1-0 (Barry 16), 2-1 (Bellamy 51)
1-1 (Killen 23)
- Match reports
- 08 August 2009 17:06
- Posted by Tim Oscroft
City’s pre-season preparations came to a close with a good win and performance against Celtic. Gareth Barry’s first goal for the club was cancelled out by Chris Killen, but Craig Bellamy restored the lead not long after half-time. It was a good work-out for many of the squad, and the crowd were delighted to see Carlos Tevez get his first action as a City player. The Argentinean played for the last 25 minutes and showed no signs of his recent heel injury hampering him.
Mark Hughes named another strong side for this final warm-up game of the summer. Pablo Zabaleta was in for Richards at right back, SWP came back in place of Etuhu ahead of Pablo, and Craig Bellamy started instead of Adebayor.
Former Blues Georgios Samaras, Willo Flood and Chris Killen lined up against their old club.
We got going on a balmy afternoon with Celtic sporting their dazzling black and Day-Glo-yellow (or lime green?) hooped away kit. Backed by their 5,000 passionate and noisy fans (boasting their own version of the Tevez ‘Welcome to Manchester’ poster....), it all added up to a good atmosphere to start the season off.
The opening 14 minutes were open and entertaining enough, but it was City who got their noses in front after a neat move started by Toure. The defender fed Zabalata, who crossed instantly to Gareth Barry, who slipped in unnoticed to slide the ball home with his left from close range. Unfortunately for Toure, that was his last contribution of the day, and after looking in some discomfort following a challenge a minute later he was replaced by Tal Ben-Haim.
Shay Given’s fine save to deny O’Dea at a corner served notice that Celtic were up for a fight, and they proved that after 23 minutes when two of their former City players combined to help level the scores.

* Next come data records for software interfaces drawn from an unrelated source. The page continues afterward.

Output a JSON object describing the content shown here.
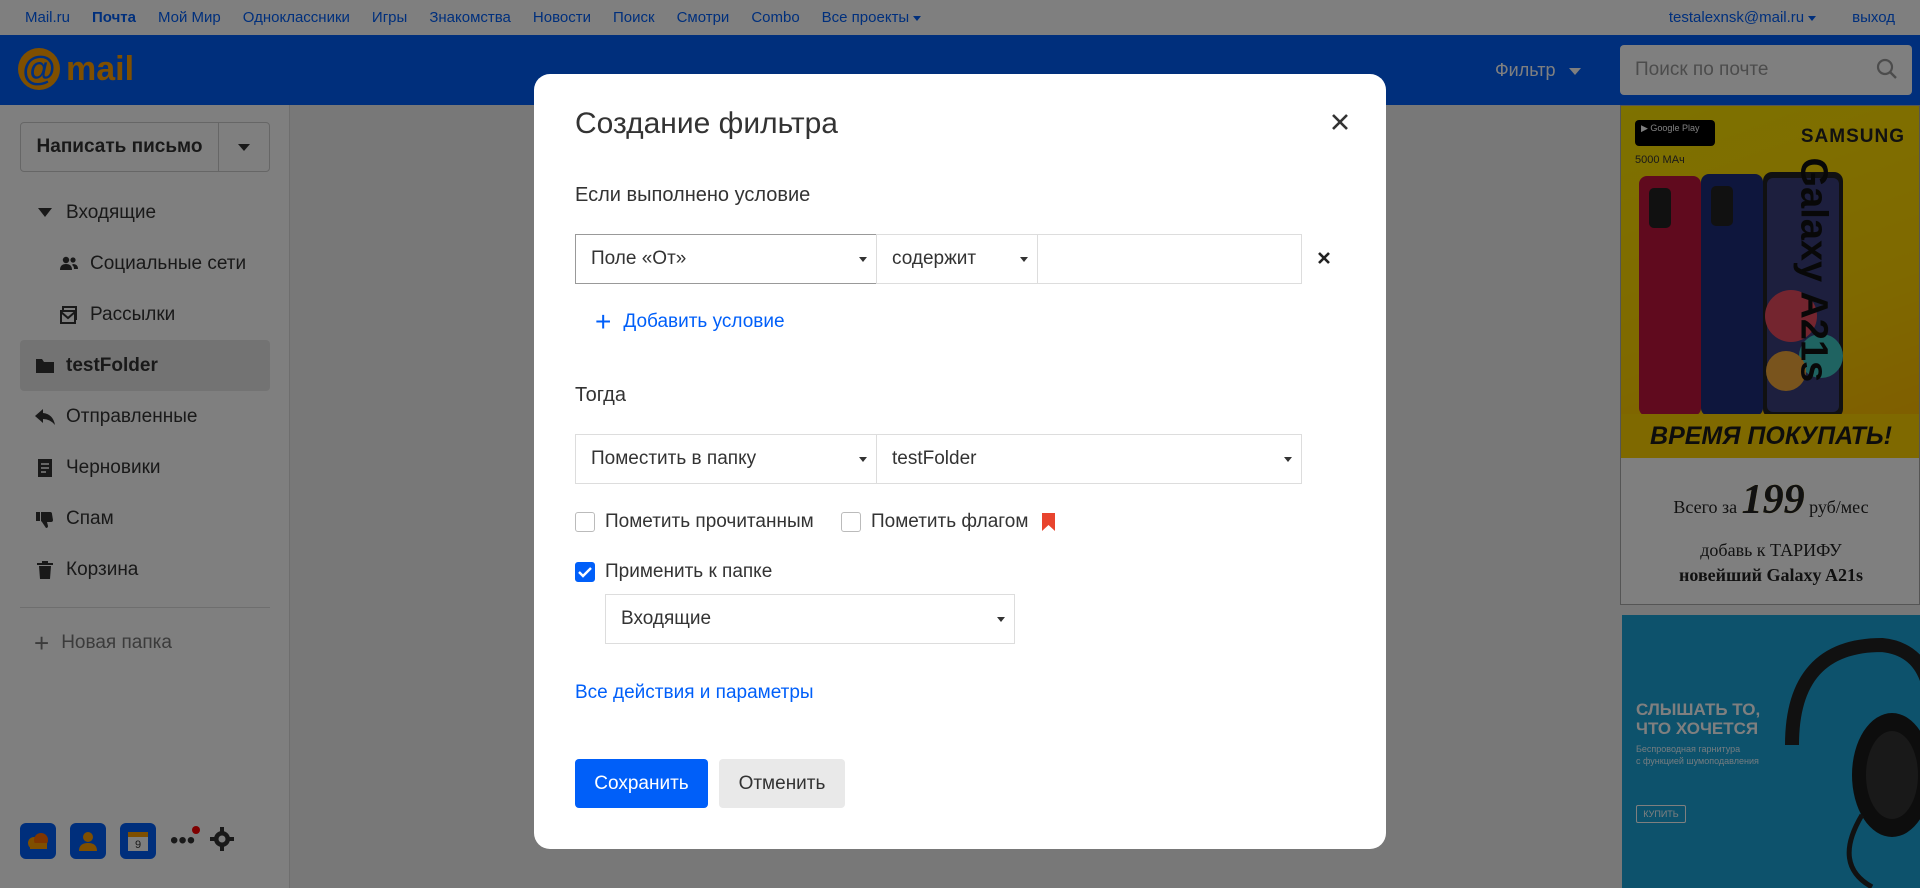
{
  "portal": {
    "links": [
      "Mail.ru",
      "Почта",
      "Мой Мир",
      "Одноклассники",
      "Игры",
      "Знакомства",
      "Новости",
      "Поиск",
      "Смотри",
      "Combo",
      "Все проекты"
    ],
    "user": "testalexnsk@mail.ru",
    "logout": "выход"
  },
  "header": {
    "logo_text": "mail",
    "filter_label": "Фильтр",
    "search_placeholder": "Поиск по почте"
  },
  "sidebar": {
    "compose_label": "Написать письмо",
    "folders": [
      {
        "label": "Входящие",
        "icon": "triangle-down-icon"
      },
      {
        "label": "Социальные сети",
        "icon": "people-icon"
      },
      {
        "label": "Рассылки",
        "icon": "newsletter-icon"
      },
      {
        "label": "testFolder",
        "icon": "folder-icon"
      },
      {
        "label": "Отправленные",
        "icon": "sent-icon"
      },
      {
        "label": "Черновики",
        "icon": "draft-icon"
      },
      {
        "label": "Спам",
        "icon": "thumbs-down-icon"
      },
      {
        "label": "Корзина",
        "icon": "trash-icon"
      }
    ],
    "new_folder": "Новая папка",
    "calendar_day": "9"
  },
  "ads": {
    "ad1": {
      "store": "Google Play",
      "battery": "5000 МАч",
      "brand": "SAMSUNG",
      "model": "Galaxy A21s",
      "slogan": "ВРЕМЯ ПОКУПАТЬ!",
      "price_prefix": "Всего за",
      "price": "199",
      "price_suffix": "руб/мес",
      "line1": "добавь к ТАРИФУ",
      "line2": "новейший Galaxy A21s"
    },
    "ad2": {
      "headline1": "СЛЫШАТЬ ТО,",
      "headline2": "ЧТО ХОЧЕТСЯ",
      "text1": "Беспроводная гарнитура",
      "text2": "с функцией шумоподавления",
      "button": "КУПИТЬ"
    }
  },
  "modal": {
    "title": "Создание фильтра",
    "condition_heading": "Если выполнено условие",
    "condition_field": "Поле «От»",
    "condition_op": "содержит",
    "condition_value": "",
    "add_condition": "Добавить условие",
    "then_heading": "Тогда",
    "action": "Поместить в папку",
    "action_target": "testFolder",
    "mark_read": "Пометить прочитанным",
    "mark_read_checked": false,
    "mark_flag": "Пометить флагом",
    "mark_flag_checked": false,
    "apply_folder": "Применить к папке",
    "apply_folder_checked": true,
    "apply_folder_value": "Входящие",
    "all_actions_link": "Все действия и параметры",
    "save": "Сохранить",
    "cancel": "Отменить",
    "flag_color": "#e8442e"
  },
  "colors": {
    "accent": "#005ff9",
    "brand_orange": "#ff9e00"
  }
}
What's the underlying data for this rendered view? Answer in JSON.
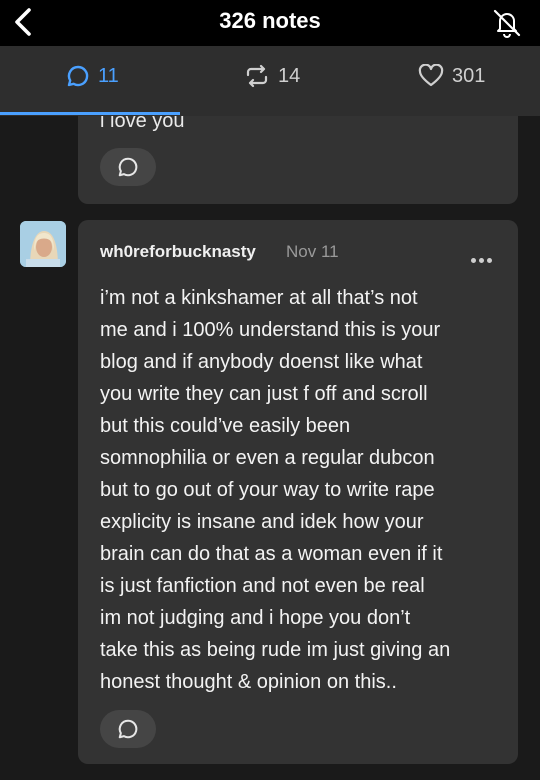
{
  "header": {
    "title": "326 notes",
    "back_icon": "chevron-left-icon",
    "mute_icon": "bell-off-icon"
  },
  "tabs": [
    {
      "label": "11",
      "icon": "reply-bubble-icon",
      "active": true
    },
    {
      "label": "14",
      "icon": "reblog-icon",
      "active": false
    },
    {
      "label": "301",
      "icon": "heart-icon",
      "active": false
    }
  ],
  "colors": {
    "accent": "#4aa0ff",
    "background": "#1a1a1a",
    "card": "#333333"
  },
  "notes": [
    {
      "truncated_text": "i love you",
      "reply_icon": "reply-bubble-icon"
    },
    {
      "username": "wh0reforbucknasty",
      "date": "Nov 11",
      "more_icon": "more-dots-icon",
      "lines": [
        "i’m not a kinkshamer at all that’s not",
        "me and i 100% understand this is your",
        "blog and if anybody doenst like what",
        "you write they can just f off and scroll",
        "but this could’ve easily been",
        "somnophilia or even a regular dubcon",
        "but to go out of your way to write rape",
        "explicity is insane and idek how your",
        "brain can do that as a woman even if it",
        "is just fanfiction and not even be real",
        "im not judging and i hope you don’t",
        "take this as being rude im just giving an",
        "honest thought & opinion on this.."
      ],
      "reply_icon": "reply-bubble-icon"
    }
  ]
}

The ball was lost in midfield and played over the top by Georgios Samaras to Chris Killen, who was onside and drilled the ball past Given from just inside the area, a nice moment for the Kiwi striker.
Robinho had featured sporadically, and his best moment came on 37 minutes when he cut inside to the middle and let fly from outside the area, but the fall faded to the right and Zaluska had nothing to worry about.
The Blues had the better of the final minutes of the first period, with Ireland’s bustling run ending with a pass to Robinho, who was hustled off the ball – story of his afternoon. As we entered stoppage time, Bellamy shaped to shoot, but was not allowed to get a chance against his old club.
Nigel de Jong was replaced by Emmanuel Adebayor after half time as Mark Hughes took another look at his options and with one eye on this week’s internationals as well, no doubt.
City went ahead six minutes in to the second period when a sublime pass with the outside of the left from Bridge landed perfectly for Craig Bellamy, who cut one way, then the other before firing the ball across Zaluska into the bottom corner. As with the Liverpool game at Anfield last season, the striker showed his class by not overdoing the celebrations against a former club.
Two-thirds of Celtic’s old Blues contingent could have helped level the game just a couple of minutes later, Killen getting down the right hand side of the box to get a cross in that just eluded Georgios Samaras.
Biggest cheer of the day came on 66 minutes when Carlos Tevez took off his training top and came onto the pitch as a City player for the first time, replacing Craig Bellamy in the process. Celtic’s fans were not as happy to see him, and a minute later they should have seen a goal in front of them when McDonald’s free header at a corner flew over Given’s bar.
Tony Mowbray made a host of substitutions as time began to run out, but one of the replacements, Daniel Fox, made Given work with a whipped in free kick on 80 minutes. The final spell passed quietly, at least on the pitch, with Ferry unleashing a shot that went well wide in stoppage time.
Gareth Barry was named man of the match, a popular choice after his goal and a typically influential performance.